“In Netflix, I’m seeing a very similar story to what we’ve seen in Tesla,” said Zechner, Chairman at J. Zechner Associates, to BNN Bloomberg on Tuesday. “A great growth area —streaming is clearly the way people are watching now— but you’ve had one company with first mover advantage who has a substantial market capitalization, and I don’t think that they’ll continue to own the industry.”
“Moreover, it’s the financials. They’re generating huge negative cash flow. They’re spending $9 billion on content this year —and I think they’re going to have to continue to do that,” he says.
“For me, I don’t watch as much Netflix as I used to because there’s HBO and other offerings out there,” he says. “So I think that there’s a risk that the first-mover advantage will disappear.”
Netflix’s share price has been more or less travelling sideways since early February, and that’s after posting strong gains to start off the year. Now trading in the $350 range, the stock remains well the $420 high it set last June, but investors can take heart in the fact that unlike its FAANG cousins like Google and Amazon, the recent ramping up in concerns over trade with China and impending regulation hasn’t torpedoed NFLX.
The streaming giant once again performed adequately in its latest quarterly earnings, delivered in April, where its first quarter 2019 featured revenue of $4.52 billion and EPS of $0.76 per share. That’s compared to analysts’ expectations at $4.50 billion and $0.57 per share. But while the company grew its subscription numbers both domestically and internationally, management’s guidance was tepid, calling for Q2 earnings of $0.55 per share whereas analysts were expected $0.99 per share. (All figures in US dollars.)

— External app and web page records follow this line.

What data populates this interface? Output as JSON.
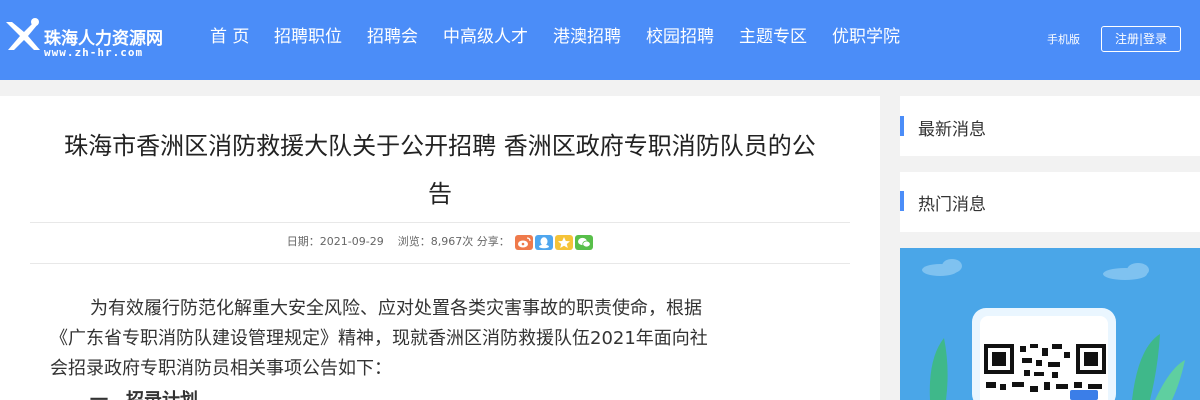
{
  "header": {
    "logo_text": "珠海人力资源网",
    "logo_url": "www.zh-hr.com",
    "nav": [
      "首 页",
      "招聘职位",
      "招聘会",
      "中高级人才",
      "港澳招聘",
      "校园招聘",
      "主题专区",
      "优职学院"
    ],
    "mobile_label": "手机版",
    "register_login": "注册|登录"
  },
  "article": {
    "title_line1": "珠海市香洲区消防救援大队关于公开招聘 香洲区政府专职消防队员的公",
    "title_line2": "告",
    "date_label": "日期：",
    "date": "2021-09-29",
    "views_label": "浏览：",
    "views": "8,967次",
    "share_label": "分享：",
    "paragraph": [
      "为有效履行防范化解重大安全风险、应对处置各类灾害事故的职责使命，根据",
      "《广东省专职消防队建设管理规定》精神，现就香洲区消防救援队伍2021年面向社",
      "会招录政府专职消防员相关事项公告如下："
    ],
    "heading1": "一、招录计划"
  },
  "sidebar": {
    "latest": "最新消息",
    "hot": "热门消息"
  },
  "colors": {
    "header_bg": "#4b8df8",
    "accent": "#4b8df8",
    "share_weibo": "#ef7a4b",
    "share_qq": "#4fa6ee",
    "share_qzone": "#f5c338",
    "share_wechat": "#58bf4a"
  }
}
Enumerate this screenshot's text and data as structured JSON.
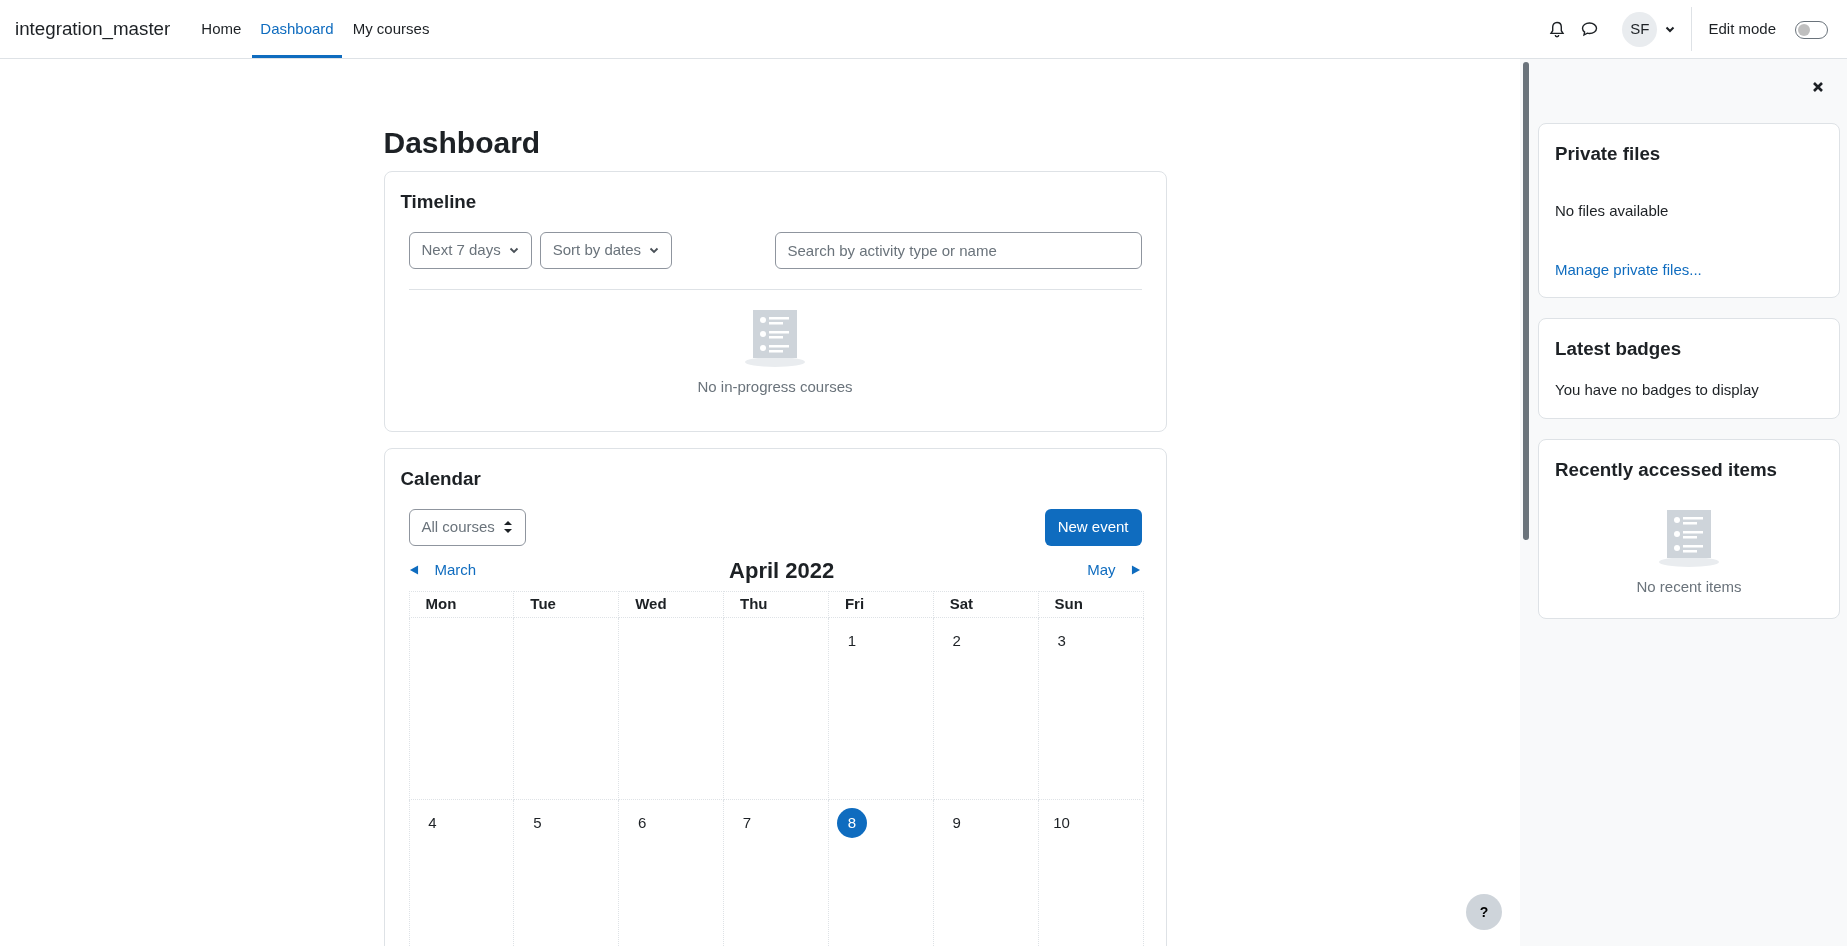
{
  "navbar": {
    "brand": "integration_master",
    "nav_items": [
      {
        "label": "Home",
        "selected": false
      },
      {
        "label": "Dashboard",
        "selected": true
      },
      {
        "label": "My courses",
        "selected": false
      }
    ],
    "user": {
      "initials": "SF"
    },
    "edit_mode": {
      "label": "Edit mode",
      "on": false
    }
  },
  "page_title": "Dashboard",
  "timeline": {
    "title": "Timeline",
    "filters": [
      "Next 7 days",
      "Sort by dates"
    ],
    "search": {
      "placeholder": "Search by activity type or name"
    },
    "empty_message": "No in-progress courses"
  },
  "calendar": {
    "title": "Calendar",
    "course_filter": "All courses",
    "new_event_button": "New event",
    "previous_month": "March",
    "month": "April 2022",
    "next_month": "May",
    "weekdays": [
      "Mon",
      "Tue",
      "Wed",
      "Thu",
      "Fri",
      "Sat",
      "Sun"
    ],
    "weeks": [
      [
        {
          "kind": "blank"
        },
        {
          "kind": "blank"
        },
        {
          "kind": "blank"
        },
        {
          "kind": "blank"
        },
        {
          "kind": "day",
          "day": "1",
          "today": false
        },
        {
          "kind": "day",
          "day": "2",
          "today": false
        },
        {
          "kind": "day",
          "day": "3",
          "today": false
        }
      ],
      [
        {
          "kind": "day",
          "day": "4",
          "today": false
        },
        {
          "kind": "day",
          "day": "5",
          "today": false
        },
        {
          "kind": "day",
          "day": "6",
          "today": false
        },
        {
          "kind": "day",
          "day": "7",
          "today": false
        },
        {
          "kind": "day",
          "day": "8",
          "today": true
        },
        {
          "kind": "day",
          "day": "9",
          "today": false
        },
        {
          "kind": "day",
          "day": "10",
          "today": false
        }
      ]
    ]
  },
  "drawer": {
    "blocks": [
      {
        "kind": "files",
        "title": "Private files",
        "message": "No files available",
        "link": "Manage private files..."
      },
      {
        "kind": "text",
        "title": "Latest badges",
        "message": "You have no badges to display"
      },
      {
        "kind": "empty",
        "title": "Recently accessed items",
        "message": "No recent items"
      }
    ]
  },
  "help_button": "?"
}
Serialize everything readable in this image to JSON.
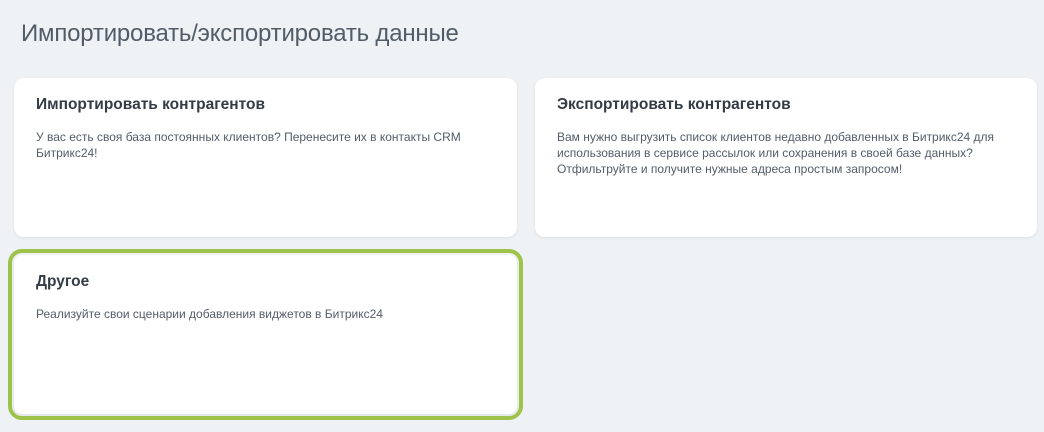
{
  "page": {
    "title": "Импортировать/экспортировать данные"
  },
  "cards": {
    "import": {
      "title": "Импортировать контрагентов",
      "description": "У вас есть своя база постоянных клиентов? Перенесите их в контакты CRM Битрикс24!"
    },
    "export": {
      "title": "Экспортировать контрагентов",
      "description": "Вам нужно выгрузить список клиентов недавно добавленных в Битрикс24 для использования в сервисе рассылок или сохранения в своей базе данных? Отфильтруйте и получите нужные адреса простым запросом!"
    },
    "other": {
      "title": "Другое",
      "description": "Реализуйте свои сценарии добавления виджетов в Битрикс24"
    }
  },
  "colors": {
    "background": "#eef2f4",
    "card": "#ffffff",
    "highlight": "#9dc34a",
    "title_text": "#525c69"
  }
}
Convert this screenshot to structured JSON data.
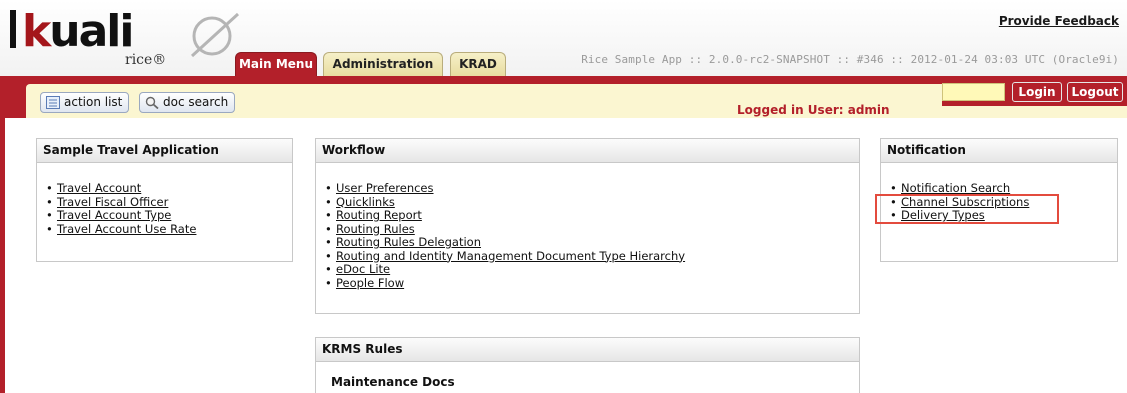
{
  "header": {
    "logo": {
      "wordmark_k": "k",
      "wordmark_rest": "uali",
      "subtitle": "rice®"
    },
    "feedback_link": "Provide Feedback",
    "build_info": "Rice Sample App :: 2.0.0-rc2-SNAPSHOT :: #346 :: 2012-01-24 03:03 UTC (Oracle9i)",
    "tabs": [
      {
        "label": "Main Menu",
        "active": true
      },
      {
        "label": "Administration",
        "active": false
      },
      {
        "label": "KRAD",
        "active": false
      }
    ]
  },
  "toolbar": {
    "action_list_label": "action list",
    "doc_search_label": "doc search",
    "logged_in_label": "Logged in User: admin",
    "login_label": "Login",
    "logout_label": "Logout",
    "login_input_value": ""
  },
  "panels": {
    "travel": {
      "title": "Sample Travel Application",
      "links": [
        "Travel Account",
        "Travel Fiscal Officer",
        "Travel Account Type",
        "Travel Account Use Rate"
      ]
    },
    "workflow": {
      "title": "Workflow",
      "links": [
        "User Preferences",
        "Quicklinks",
        "Routing Report",
        "Routing Rules",
        "Routing Rules Delegation",
        "Routing and Identity Management Document Type Hierarchy",
        "eDoc Lite",
        "People Flow"
      ]
    },
    "notification": {
      "title": "Notification",
      "links": [
        "Notification Search",
        "Channel Subscriptions",
        "Delivery Types"
      ]
    },
    "krms": {
      "title": "KRMS Rules",
      "subhead": "Maintenance Docs"
    }
  },
  "colors": {
    "brand_red": "#b3202a",
    "toolbar_cream": "#fbf6d1",
    "highlight_outline": "#e34b3e"
  }
}
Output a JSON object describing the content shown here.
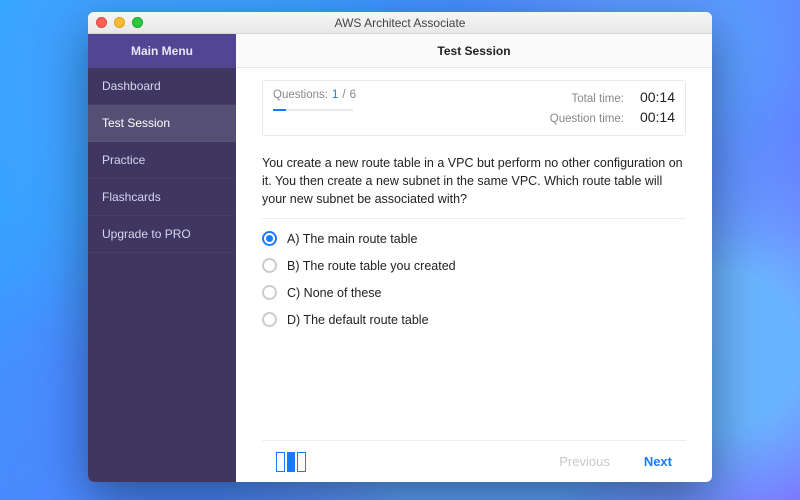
{
  "window": {
    "title": "AWS Architect Associate"
  },
  "sidebar": {
    "heading": "Main Menu",
    "items": [
      "Dashboard",
      "Test Session",
      "Practice",
      "Flashcards",
      "Upgrade to PRO"
    ],
    "active_index": 1
  },
  "content": {
    "heading": "Test Session",
    "progress": {
      "label": "Questions:",
      "current": "1",
      "sep": "/",
      "total": "6",
      "percent": 16.67
    },
    "times": {
      "total_label": "Total time:",
      "total_value": "00:14",
      "question_label": "Question time:",
      "question_value": "00:14"
    },
    "question": "You create a new route table in a VPC but perform no other configuration on it. You then create a new subnet in the same VPC. Which route table will your new subnet be associated with?",
    "answers": [
      {
        "label": "A) The main route table",
        "selected": true
      },
      {
        "label": "B) The route table you created",
        "selected": false
      },
      {
        "label": "C) None of these",
        "selected": false
      },
      {
        "label": "D) The default route table",
        "selected": false
      }
    ],
    "nav": {
      "previous": "Previous",
      "next": "Next"
    }
  }
}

At the time, Netflix management said it didn’t believe that its prospects would be tangibly impacted by a rise in competition, arguing that the move to streaming services is still ongoing and that Netflix’s content will set it apart from the rest.
“We don’t anticipate that these new entrants will materially affect our growth because the transition from linear to on demand entertainment is so massive and because of the differing nature of our content offerings,” Netflix’s management wrote.
Zechner says he is shorting Netflix and hedging with a long bet on competitor Disney, whose Disney+ service will come online in November.
“On any good hedge position, you’ve got a short and you want to offset with a long, like we had GM for Tesla,” says Zechner. “And on this one, I’m going long Disney.”
“There are a lot of other players out there but you’re getting Disney, probably at a 20x multiple, and in terms of content, there’s Lucasfilm, Pixar, the Marvel franchise, all the new Fox assets,” he says.
“It’s a similar story. You’ve got the growth industry there but [with Disney] you’re getting it on a much cheaper basis. It’s a straight-up trade on the hedge fund, short on Neftlix, long Disney against it,” he says.